  23. Strong Towns sounds good. I’ve been reading: A Castle in Wartime by Catherine Bailey (very good), Travel Light, Move Fast (good), The Greater Journey by David McCullough (my backlist pick–excellent as always). All are reviewed on my blog which is linked.

  24. Clarissa says:

    “Picking Up: On the Streets and Behind the Trucks with the Sanitation Workers of New York City” sounds right up my alley. It is going on my to-read lists. Thanks for sharing!

  25. Terri T says:

    “If I say this is another good series to read when you’ve run out of Louise Penny novels, will you add it to your TBR immediately?)” — I was adding it before you said that because you described it in a way that I knew I would live. But, yes, always.

  26. Elena W says:

    December was a great book blogging month for me. Here are my favorite 2019 books:
    https://elle-alice.blogspot.com/2020/01/favorite-books-of-2019.html
    My December reads: https://elle-alice.blogspot.com/2019/12/december-book-reviews.html
    And favorite wintry reads: https://elle-alice.blogspot.com/2019/12/favorite-wintry-and-christmas-books.html
    With a tiny baby taking up a lot of my time and energy, I have not had as much time for physical books, so audiobooks are my saving grace right now!

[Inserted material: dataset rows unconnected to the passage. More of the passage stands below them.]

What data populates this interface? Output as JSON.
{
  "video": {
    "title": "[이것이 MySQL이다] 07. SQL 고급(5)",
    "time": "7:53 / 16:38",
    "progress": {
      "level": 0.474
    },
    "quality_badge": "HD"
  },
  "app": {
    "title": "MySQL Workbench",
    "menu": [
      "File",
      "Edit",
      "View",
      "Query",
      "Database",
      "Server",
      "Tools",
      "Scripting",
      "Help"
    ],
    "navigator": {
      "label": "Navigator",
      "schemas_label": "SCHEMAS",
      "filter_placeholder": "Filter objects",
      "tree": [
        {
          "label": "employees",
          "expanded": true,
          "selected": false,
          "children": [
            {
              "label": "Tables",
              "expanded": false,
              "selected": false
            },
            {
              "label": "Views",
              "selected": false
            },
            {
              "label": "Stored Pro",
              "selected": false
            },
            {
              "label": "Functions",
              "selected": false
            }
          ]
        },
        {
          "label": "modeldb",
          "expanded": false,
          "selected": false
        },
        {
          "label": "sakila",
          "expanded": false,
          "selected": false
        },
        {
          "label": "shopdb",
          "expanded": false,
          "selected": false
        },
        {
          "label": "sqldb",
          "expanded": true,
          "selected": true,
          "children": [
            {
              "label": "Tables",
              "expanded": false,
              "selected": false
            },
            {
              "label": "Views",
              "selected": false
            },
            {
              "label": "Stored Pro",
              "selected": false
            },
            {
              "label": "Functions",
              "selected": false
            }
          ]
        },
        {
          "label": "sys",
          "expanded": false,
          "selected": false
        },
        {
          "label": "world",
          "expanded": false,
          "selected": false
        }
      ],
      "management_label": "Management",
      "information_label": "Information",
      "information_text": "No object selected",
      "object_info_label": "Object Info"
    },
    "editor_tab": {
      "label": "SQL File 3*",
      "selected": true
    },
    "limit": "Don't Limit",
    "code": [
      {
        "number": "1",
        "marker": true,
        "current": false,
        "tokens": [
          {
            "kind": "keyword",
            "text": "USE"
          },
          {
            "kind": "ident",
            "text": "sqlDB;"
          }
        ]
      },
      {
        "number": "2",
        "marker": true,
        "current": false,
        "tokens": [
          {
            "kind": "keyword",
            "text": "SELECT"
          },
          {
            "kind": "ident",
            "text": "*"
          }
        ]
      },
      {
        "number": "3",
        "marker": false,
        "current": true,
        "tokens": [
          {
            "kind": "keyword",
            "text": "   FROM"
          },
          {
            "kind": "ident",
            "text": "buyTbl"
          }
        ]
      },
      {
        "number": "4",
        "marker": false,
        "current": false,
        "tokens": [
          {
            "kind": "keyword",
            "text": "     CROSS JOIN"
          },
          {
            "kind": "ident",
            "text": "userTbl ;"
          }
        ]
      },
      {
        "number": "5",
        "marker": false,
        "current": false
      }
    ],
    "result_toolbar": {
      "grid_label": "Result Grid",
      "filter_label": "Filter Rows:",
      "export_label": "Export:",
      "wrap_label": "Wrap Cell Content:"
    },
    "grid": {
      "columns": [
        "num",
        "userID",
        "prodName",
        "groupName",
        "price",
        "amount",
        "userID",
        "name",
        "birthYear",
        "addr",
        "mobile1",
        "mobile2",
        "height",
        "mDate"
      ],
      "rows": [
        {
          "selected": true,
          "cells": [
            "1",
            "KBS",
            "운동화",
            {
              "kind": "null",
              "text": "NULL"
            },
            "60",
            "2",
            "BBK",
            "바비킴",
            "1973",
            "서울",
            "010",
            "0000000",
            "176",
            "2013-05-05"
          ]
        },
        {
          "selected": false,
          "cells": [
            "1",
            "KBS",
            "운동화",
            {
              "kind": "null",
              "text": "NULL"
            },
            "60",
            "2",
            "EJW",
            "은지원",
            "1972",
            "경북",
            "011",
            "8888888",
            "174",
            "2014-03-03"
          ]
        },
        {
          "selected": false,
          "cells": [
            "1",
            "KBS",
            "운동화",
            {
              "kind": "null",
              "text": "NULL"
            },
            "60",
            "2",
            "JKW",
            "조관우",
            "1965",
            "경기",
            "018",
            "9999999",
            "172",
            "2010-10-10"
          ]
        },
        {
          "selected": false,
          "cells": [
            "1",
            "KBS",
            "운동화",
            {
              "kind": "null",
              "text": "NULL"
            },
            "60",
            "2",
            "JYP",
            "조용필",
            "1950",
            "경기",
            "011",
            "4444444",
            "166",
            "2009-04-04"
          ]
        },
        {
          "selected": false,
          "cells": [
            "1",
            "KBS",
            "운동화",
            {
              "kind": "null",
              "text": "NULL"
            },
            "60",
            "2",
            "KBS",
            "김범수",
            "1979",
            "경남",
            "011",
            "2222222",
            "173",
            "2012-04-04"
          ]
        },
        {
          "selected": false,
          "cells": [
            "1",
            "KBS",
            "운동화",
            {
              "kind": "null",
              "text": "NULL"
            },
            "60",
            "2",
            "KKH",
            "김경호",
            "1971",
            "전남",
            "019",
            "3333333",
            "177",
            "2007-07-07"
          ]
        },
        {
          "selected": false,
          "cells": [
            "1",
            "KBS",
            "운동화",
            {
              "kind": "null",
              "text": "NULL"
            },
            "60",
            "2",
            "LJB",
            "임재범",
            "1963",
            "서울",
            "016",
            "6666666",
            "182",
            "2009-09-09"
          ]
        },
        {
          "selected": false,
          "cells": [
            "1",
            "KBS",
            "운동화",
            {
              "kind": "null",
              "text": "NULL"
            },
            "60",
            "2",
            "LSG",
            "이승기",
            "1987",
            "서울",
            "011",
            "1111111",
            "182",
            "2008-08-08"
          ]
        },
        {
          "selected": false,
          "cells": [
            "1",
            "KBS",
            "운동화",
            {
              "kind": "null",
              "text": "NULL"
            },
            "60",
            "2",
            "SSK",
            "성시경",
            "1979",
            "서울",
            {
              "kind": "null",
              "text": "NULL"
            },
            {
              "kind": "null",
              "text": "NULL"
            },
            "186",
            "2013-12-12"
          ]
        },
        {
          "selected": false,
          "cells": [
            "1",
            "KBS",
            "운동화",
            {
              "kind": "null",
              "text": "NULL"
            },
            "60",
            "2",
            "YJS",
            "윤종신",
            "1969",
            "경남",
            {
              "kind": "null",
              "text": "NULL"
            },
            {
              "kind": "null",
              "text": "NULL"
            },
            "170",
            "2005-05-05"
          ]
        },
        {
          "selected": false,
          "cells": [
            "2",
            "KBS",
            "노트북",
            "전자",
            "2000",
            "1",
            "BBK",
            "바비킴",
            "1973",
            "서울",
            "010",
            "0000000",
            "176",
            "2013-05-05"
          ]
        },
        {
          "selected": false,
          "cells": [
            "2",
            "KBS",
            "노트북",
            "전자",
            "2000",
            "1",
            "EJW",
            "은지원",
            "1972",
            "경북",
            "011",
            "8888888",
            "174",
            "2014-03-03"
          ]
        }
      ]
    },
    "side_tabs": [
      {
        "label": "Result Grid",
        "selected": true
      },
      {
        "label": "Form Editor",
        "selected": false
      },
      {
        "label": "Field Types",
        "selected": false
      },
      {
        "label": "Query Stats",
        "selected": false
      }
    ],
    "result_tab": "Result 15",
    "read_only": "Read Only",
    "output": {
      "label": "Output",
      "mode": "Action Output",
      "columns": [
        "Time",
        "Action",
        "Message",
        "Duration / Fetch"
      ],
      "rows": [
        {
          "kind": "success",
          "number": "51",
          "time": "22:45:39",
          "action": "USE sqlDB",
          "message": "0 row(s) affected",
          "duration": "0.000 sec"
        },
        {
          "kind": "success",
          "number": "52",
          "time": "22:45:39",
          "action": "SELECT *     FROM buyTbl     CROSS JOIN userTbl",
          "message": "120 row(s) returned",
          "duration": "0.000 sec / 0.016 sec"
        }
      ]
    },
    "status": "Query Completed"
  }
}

  27. Marion says:

    I’m currently reading Binti Home (the second book in the Binti series) by Nnedi Okorafor. An interesting Sci-Fi novella about a young girl returning to her homeland after being away on a spaceship (covered in Binti Book 1) for awhile. I’m getting ready to read and review: An American Marriage by Tayari Jones, Tempest by Beverly Jenkins, and The Warmth of Other Suns by Isabel Wilkerson for Black History Month in February. The reading year is starting out pretty good.

Leave a Comment

Your email address will not be published. Required fields are marked *